▶ [How to complete this task] Your response should give back each record exactly, word for word.

▶ [Task inputs]
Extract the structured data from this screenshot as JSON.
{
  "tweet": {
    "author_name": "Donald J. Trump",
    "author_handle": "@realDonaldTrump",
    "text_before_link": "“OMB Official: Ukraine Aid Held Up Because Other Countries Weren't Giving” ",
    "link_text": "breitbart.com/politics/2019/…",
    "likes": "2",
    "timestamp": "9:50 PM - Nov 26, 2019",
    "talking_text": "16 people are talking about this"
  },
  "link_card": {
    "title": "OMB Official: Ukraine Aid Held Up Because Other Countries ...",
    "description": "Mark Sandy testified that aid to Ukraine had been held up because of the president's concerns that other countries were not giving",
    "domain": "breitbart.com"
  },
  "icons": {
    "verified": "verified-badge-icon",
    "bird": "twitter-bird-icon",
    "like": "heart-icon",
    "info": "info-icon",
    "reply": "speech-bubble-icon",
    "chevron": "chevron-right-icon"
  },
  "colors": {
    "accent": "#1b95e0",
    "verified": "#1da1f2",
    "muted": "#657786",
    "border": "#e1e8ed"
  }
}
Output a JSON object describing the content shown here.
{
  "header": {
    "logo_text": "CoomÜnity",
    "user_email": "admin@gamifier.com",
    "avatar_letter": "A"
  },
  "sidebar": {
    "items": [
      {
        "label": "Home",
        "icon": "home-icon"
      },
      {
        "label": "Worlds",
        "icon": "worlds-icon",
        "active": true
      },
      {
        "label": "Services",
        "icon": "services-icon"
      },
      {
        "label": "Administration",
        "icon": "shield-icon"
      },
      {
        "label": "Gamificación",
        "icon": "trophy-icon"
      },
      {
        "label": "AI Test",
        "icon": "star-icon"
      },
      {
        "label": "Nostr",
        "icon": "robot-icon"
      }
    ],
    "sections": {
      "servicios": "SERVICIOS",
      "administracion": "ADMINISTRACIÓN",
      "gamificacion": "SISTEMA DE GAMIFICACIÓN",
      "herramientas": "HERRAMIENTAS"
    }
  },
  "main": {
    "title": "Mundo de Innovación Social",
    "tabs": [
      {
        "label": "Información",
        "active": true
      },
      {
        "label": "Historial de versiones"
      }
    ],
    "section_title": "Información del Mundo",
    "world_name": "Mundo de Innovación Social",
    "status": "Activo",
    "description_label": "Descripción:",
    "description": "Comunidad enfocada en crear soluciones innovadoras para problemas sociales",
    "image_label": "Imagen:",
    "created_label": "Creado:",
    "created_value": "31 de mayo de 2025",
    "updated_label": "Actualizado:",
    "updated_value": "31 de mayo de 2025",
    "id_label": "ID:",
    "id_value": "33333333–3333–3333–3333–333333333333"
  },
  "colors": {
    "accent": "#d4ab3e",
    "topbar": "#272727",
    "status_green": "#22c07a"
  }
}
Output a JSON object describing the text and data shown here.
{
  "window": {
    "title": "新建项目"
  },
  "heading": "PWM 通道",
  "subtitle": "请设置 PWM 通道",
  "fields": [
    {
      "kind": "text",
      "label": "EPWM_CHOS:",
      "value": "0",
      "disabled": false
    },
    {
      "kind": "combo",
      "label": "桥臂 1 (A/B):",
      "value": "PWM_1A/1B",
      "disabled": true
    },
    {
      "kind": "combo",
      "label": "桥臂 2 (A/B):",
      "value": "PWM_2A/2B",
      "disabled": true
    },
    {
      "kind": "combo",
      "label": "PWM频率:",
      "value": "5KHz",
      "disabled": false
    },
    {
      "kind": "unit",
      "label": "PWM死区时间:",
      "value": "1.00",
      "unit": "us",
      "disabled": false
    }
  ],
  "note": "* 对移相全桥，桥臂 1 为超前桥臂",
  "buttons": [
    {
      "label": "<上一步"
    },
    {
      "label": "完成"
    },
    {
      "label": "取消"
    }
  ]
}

▶ [Task output]
Extract the structured data from this screenshot as JSON.
{
  "tweet": {
    "author_name": "Donald J. Trump",
    "author_handle": "@realDonaldTrump",
    "text_before_link": "“OMB Official: Ukraine Aid Held Up Because Other Countries Weren't Giving” ",
    "link_text": "breitbart.com/politics/2019/…",
    "likes": "2",
    "timestamp": "9:50 PM - Nov 26, 2019",
    "talking_text": "16 people are talking about this"
  },
  "link_card": {
    "title": "OMB Official: Ukraine Aid Held Up Because Other Countries ...",
    "description": "Mark Sandy testified that aid to Ukraine had been held up because of the president's concerns that other countries were not giving",
    "domain": "breitbart.com"
  },
  "icons": {
    "verified": "verified-badge-icon",
    "bird": "twitter-bird-icon",
    "like": "heart-icon",
    "info": "info-icon",
    "reply": "speech-bubble-icon",
    "chevron": "chevron-right-icon"
  },
  "colors": {
    "accent": "#1b95e0",
    "verified": "#1da1f2",
    "muted": "#657786",
    "border": "#e1e8ed"
  }
}
Output a JSON object describing the content shown here.
{
  "header": {
    "logo_text": "CoomÜnity",
    "user_email": "admin@gamifier.com",
    "avatar_letter": "A"
  },
  "sidebar": {
    "items": [
      {
        "label": "Home",
        "icon": "home-icon"
      },
      {
        "label": "Worlds",
        "icon": "worlds-icon",
        "active": true
      },
      {
        "label": "Services",
        "icon": "services-icon"
      },
      {
        "label": "Administration",
        "icon": "shield-icon"
      },
      {
        "label": "Gamificación",
        "icon": "trophy-icon"
      },
      {
        "label": "AI Test",
        "icon": "star-icon"
      },
      {
        "label": "Nostr",
        "icon": "robot-icon"
      }
    ],
    "sections": {
      "servicios": "SERVICIOS",
      "administracion": "ADMINISTRACIÓN",
      "gamificacion": "SISTEMA DE GAMIFICACIÓN",
      "herramientas": "HERRAMIENTAS"
    }
  },
  "main": {
    "title": "Mundo de Innovación Social",
    "tabs": [
      {
        "label": "Información",
        "active": true
      },
      {
        "label": "Historial de versiones"
      }
    ],
    "section_title": "Información del Mundo",
    "world_name": "Mundo de Innovación Social",
    "status": "Activo",
    "description_label": "Descripción:",
    "description": "Comunidad enfocada en crear soluciones innovadoras para problemas sociales",
    "image_label": "Imagen:",
    "created_label": "Creado:",
    "created_value": "31 de mayo de 2025",
    "updated_label": "Actualizado:",
    "updated_value": "31 de mayo de 2025",
    "id_label": "ID:",
    "id_value": "33333333–3333–3333–3333–333333333333"
  },
  "colors": {
    "accent": "#d4ab3e",
    "topbar": "#272727",
    "status_green": "#22c07a"
  }
}
Output a JSON object describing the text and data shown here.
{
  "window": {
    "title": "新建项目"
  },
  "heading": "PWM 通道",
  "subtitle": "请设置 PWM 通道",
  "fields": [
    {
      "kind": "text",
      "label": "EPWM_CHOS:",
      "value": "0",
      "disabled": false
    },
    {
      "kind": "combo",
      "label": "桥臂 1 (A/B):",
      "value": "PWM_1A/1B",
      "disabled": true
    },
    {
      "kind": "combo",
      "label": "桥臂 2 (A/B):",
      "value": "PWM_2A/2B",
      "disabled": true
    },
    {
      "kind": "combo",
      "label": "PWM频率:",
      "value": "5KHz",
      "disabled": false
    },
    {
      "kind": "unit",
      "label": "PWM死区时间:",
      "value": "1.00",
      "unit": "us",
      "disabled": false
    }
  ],
  "note": "* 对移相全桥，桥臂 1 为超前桥臂",
  "buttons": [
    {
      "label": "<上一步"
    },
    {
      "label": "完成"
    },
    {
      "label": "取消"
    }
  ]
}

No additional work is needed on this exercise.